The Ombudsman took the city’s lands and home affairs departments to task for their “lax attitude” in tackling burials outside permitted areas across the New Territories, which it said was encouraging rule breaking and damaging the environment. This is the second time in four years the watchdog has raised the issue.
Ombudsman Connie Lau Yin-hing’s latest direct investigation found that officials were often unable to take enforcement action and were too accommodating to the villagers’ excuses and dawdling.
While many hillside graves outside designated areas were probably dug there by accident, the report said, in some cases, the graves were several hundred metres beyond the boundaries and “could hardly be excused as inadvertent mistakes”.
“If the departments concerned fail to rectify such irregularities, it will not only cause damage to the natural environment but also encourage other people to follow suit and aggravate the problem of burials outside permitted burial grounds,” it added.
Under a policy that dates back to 1983, swathes of government land were opened up to indigenous villagers In response to rampant illegal burials.
There are about 520 such sites – totalling 4,000 hectares, roughly half the size of Hong Kong Island – all on unoccupied government land across the New Territories.
In its report, the Ombudsman cited four cases. In one incident, a district land office received a report of a burial 333 metres outside the permitted site listed on the burial certificate.
The case was referred to the district officer, who urged the certificate holder to relocate the grave.
However the offender refused to comply on “grounds of feng shui” and claimed to be unaware that the burial site was outside the permitted area. He said he would move the grave only seven years after burial, as per village custom.
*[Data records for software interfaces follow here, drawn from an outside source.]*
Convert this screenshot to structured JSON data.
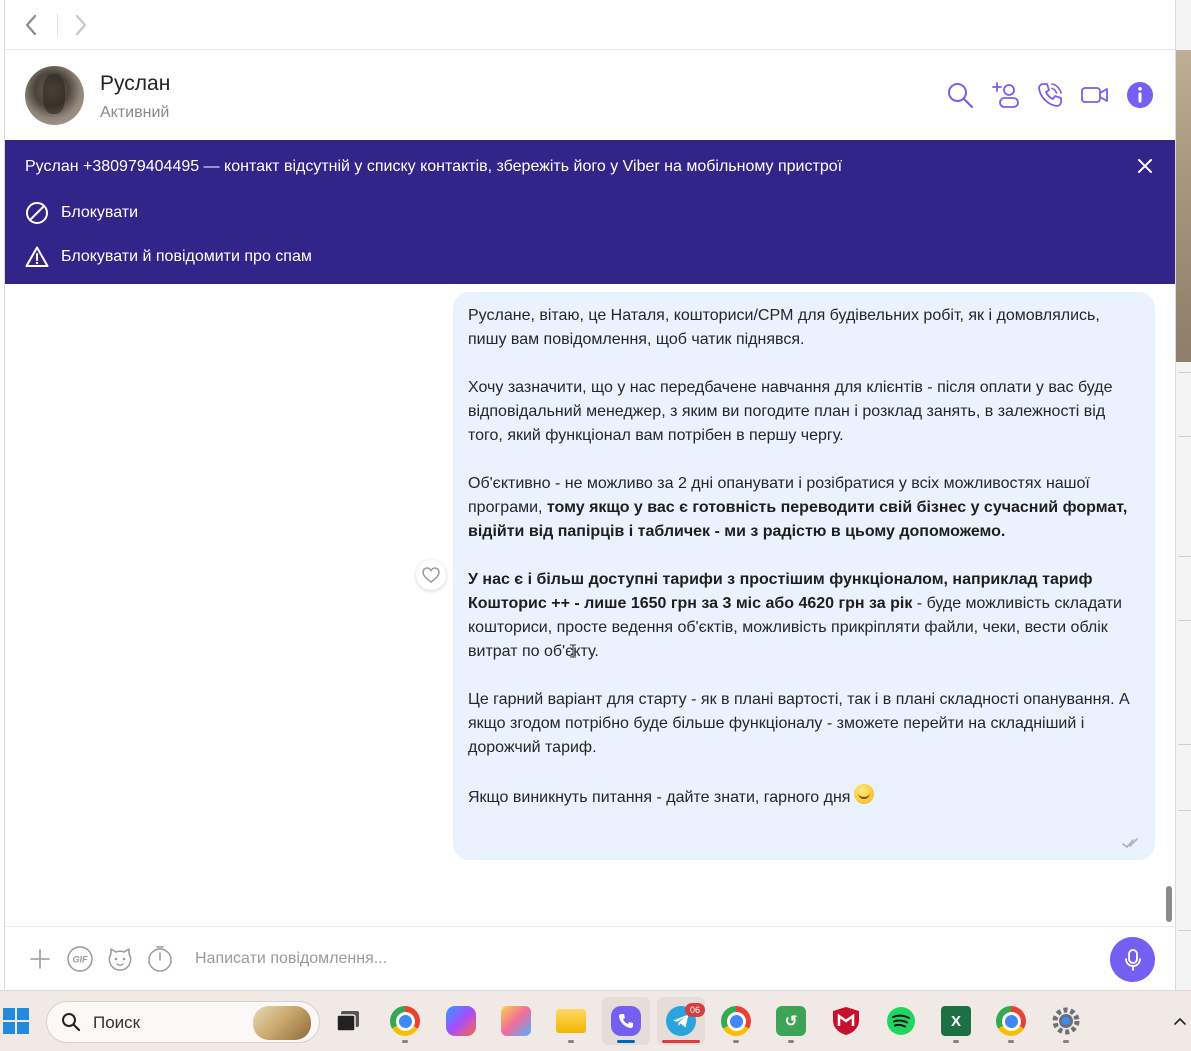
{
  "window": {
    "nav": {
      "back_icon": "chevron-left-icon",
      "forward_icon": "chevron-right-icon"
    }
  },
  "header": {
    "name": "Руслан",
    "status": "Активний",
    "icons": [
      "search-icon",
      "add-participant-icon",
      "phone-icon",
      "video-icon",
      "info-icon"
    ]
  },
  "banner": {
    "text": "Руслан +380979404495 — контакт відсутній у списку контактів, збережіть його у Viber на мобільному пристрої",
    "block_label": "Блокувати",
    "block_report_label": "Блокувати й повідомити про спам",
    "bg_color": "#33248a"
  },
  "message": {
    "p1": "Руслане, вітаю, це Наталя, кошториси/CPM для будівельних робіт, як і домовлялись, пишу вам повідомлення, щоб чатик піднявся.",
    "p2": "Хочу зазначити, що у нас передбачене навчання для клієнтів - після оплати у вас буде відповідальний менеджер, з яким ви погодите план і розклад занять, в залежності від того, який функціонал вам потрібен в першу чергу.",
    "p3_normal": "Об'єктивно - не можливо за 2 дні опанувати і розібратися у всіх можливостях нашої програми, ",
    "p3_bold": "тому якщо у вас є готовність переводити свій бізнес у сучасний формат, відійти від папірців і табличек - ми з радістю в цьому допоможемо.",
    "p4_bold": "У нас є і більш доступні тарифи з простішим функціоналом, наприклад тариф Кошторис ++ - лише 1650 грн за 3 міс або 4620 грн за рік",
    "p4_normal": " - буде можливість складати кошториси, просте ведення об'єктів, можливість прикріпляти файли, чеки, вести облік витрат по об'єкту.",
    "p5": "Це гарний варіант для старту - як в плані вартості, так і в плані складності опанування. А якщо згодом потрібно буде більше функціоналу - зможете перейти на складніший і дорожчий тариф.",
    "p6": "Якщо виникнуть питання - дайте знати, гарного дня",
    "emoji": "smiling-face-emoji",
    "bubble_color": "#e9f2fd"
  },
  "composer": {
    "placeholder": "Написати повідомлення...",
    "icons": [
      "plus-icon",
      "gif-icon",
      "sticker-icon",
      "timer-icon",
      "microphone-icon"
    ],
    "accent": "#7360f2"
  },
  "taskbar": {
    "search_label": "Поиск",
    "telegram_badge": "06",
    "apps": [
      "windows-start-icon",
      "task-view-icon",
      "chrome-icon",
      "copilot-icon",
      "paint-icon",
      "file-explorer-icon",
      "viber-icon",
      "telegram-icon",
      "chrome-profile-icon",
      "green-app-icon",
      "mcafee-icon",
      "spotify-icon",
      "excel-icon",
      "chrome-profile-2-icon",
      "settings-icon"
    ]
  }
}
The district officer gave him a warning letter.
In a similar case, district and lands officers could not reach a consensus on whether a hillside tomb was illegal – there were no structures built on it yet – or whether to acquiesce to the affected party's request for discretion on grounds that moving the grave would “disturb the peace of the deceased”.
The Ombudsman recommended the department designate the boundaries of permitted burial sites more clearly as only eight had been marked so far.
While it understood that it was awkward for officers to get people to move graves, the watchdog said, it urged them to tackle the problem at the source and ensure villagers knew where the boundaries were.
It reminded the Home Affairs Department that it was empowered to revoke burial certificates and require removal of the human remains.
Lands officials could not continue allowing illegal occupation of government land for years at no cost, it said.
“They should consider taking punitive measures, such as imposing a fine,” the report read. “It is indeed a matter of justice and fairness.”
Eddie Tse Sai-kit of the Alliance for the Concern over Columbarium Policy said little had been done to address issues raised since the Ombudsman’s first investigation in 2014. The report then urged the departments to implement better planning and limit grave sizes.
Problems such as land degradation, occupation of private lots and the illegal sale of burial privileges to non-indigenous villagers for profit remained commonplace, and the rules were rarely enforced.
“They need to start over and do a major tally of burial sites to get a snapshot of how many have been occupied by certificate owners and set strict planning guidelines for all new grave applications,” Tse said.
The home affairs and lands departments agreed that there was room for improvement and said they would study the watchdog’s recommendations while exploring other measures to prevent burials outside of permitted areas.